A. It must be 100% VECTOR GRAPHICS. That means it was probably done in Adobe Illustrator or something similar. If you don't know what this means, you probably don't have it. If you do not have your artwork in this format, PLEASE contact me ASAP. I can probably reproduce it but it takes anywhere from an hour to a day. I'll tell you how long it will take me, and if I have to charge you to do it I'll let you know how much. I've gotten fairly good at this, and the sponsors I’ve done this for have always been happen with the result.
B. It should look good printed in moderately low resolution (kids, it's a t-shirt and ink) so avoid small fonts and tiny details. These things tend to be about 3" x 3" or smaller (we fit them in the space we have available). Look at last year's shirts for examples.
C. Don't try too hard with contact information or such. Maybe a simple URL, phone, or booth number, but that's it -- not all three either. Look, nobody is going to call you just because you sponsor this t-shirt. It doesn't work that way. If you expect it to, you'll be disappointed. It is FUN and it is a bit of name recognition. It is a conversation starter. Remember, this is not a lead generation tool, and if you have that expectation you will be disappointed.

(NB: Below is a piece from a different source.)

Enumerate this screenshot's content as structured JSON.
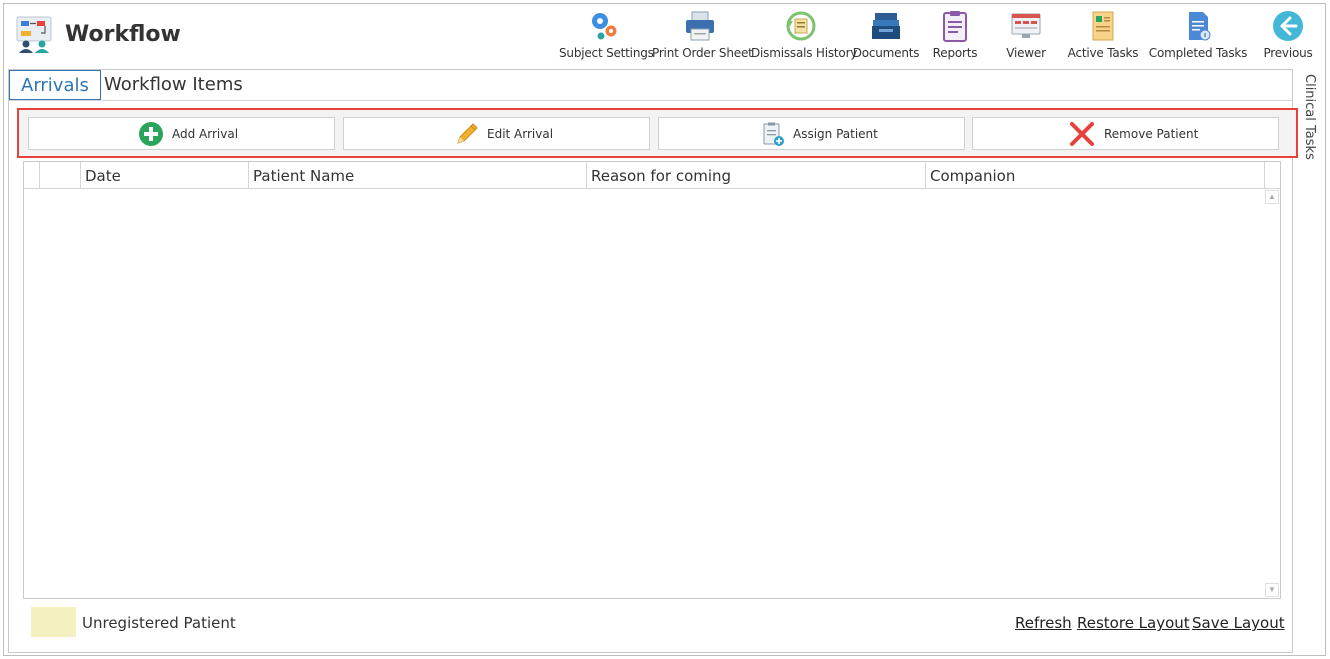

D. We'll be doing these in three or four colors. Black, white, yellow and IBM blue are likely. Red or orange is also possible. Remember, keep it very simple. When I get your artwork, I will apply whatever colors we are using in as close to the same way as they are used on your image as possible, but we will not be using your colors. You’ll get input into the way we lay out your logo, so don’t worry that we’ll just do whatever we want.
If you have questions about this, ask me sooner than later.
10. Do you make money on the shirts?
I produce the shirts here through a local vendor (and they get made at the same shop a great many of the Lotus shirts get made, as a matter of fact). The goal is to produce as many shirts as possible, saving out enough to cover a significant prize for the night of the party.
Shirt expenses go toward Shirt creation, setup fees, production, shipping, and distribution. If we ship directly to the conference it costs a fortune. For the last few years, I’ve had them shipped to a UPS depot, rented a truck, loaded the truck, returned the truck, and distributed the shirts. This year I may do that or I may even just rent a truck or trailer here and drive down.
I don't keep any significant amount of funds from the shirts. The benefit to Rocky and I is our logo on the sleeves. I suppose you could consider the rental van use compensation but to be honest, its more work than its worth. Trust me on that. I do not get compensated for the dozens of hours spent designing the shirts, working with the vendor, on-site approval meetings at the production facility, or accounting. This year, as last year, I will not be a sponsor so I suppose you could also consider that I keep the "left over" amount of shirts after they've divided up. Rocky and I will split enough shirts to make sure a few key VIP's get there's but otherwise its leftovers for us unless we sponsor as well.
One thing to note – Some years I’ve ended up losing a bit on the whole thing, last year a made a few dollars on it. I did get my logo out there so it’s not a huge deal. It is POSSIBLE that at the end of it all I may make a small amount on the whole thing. I seriously doubt anyone will see that as an issue. In the past I’ve strived for a zero balance at the end, and it never quite works out.
Thus far, we've had no complaints. A few years ago, UPS "lost" one of the 25 boxes of shirts -- about 66 shirts. We do everything we can to avoid this, and I think in the end everyone came out Ok. One party was compensated 1/2 a sponsorship as they volunteered to give up that amount of shirts to someone else. It did take a few weeks.
Potential sponsors should contact me ASAP if you want to make sure you have a slot.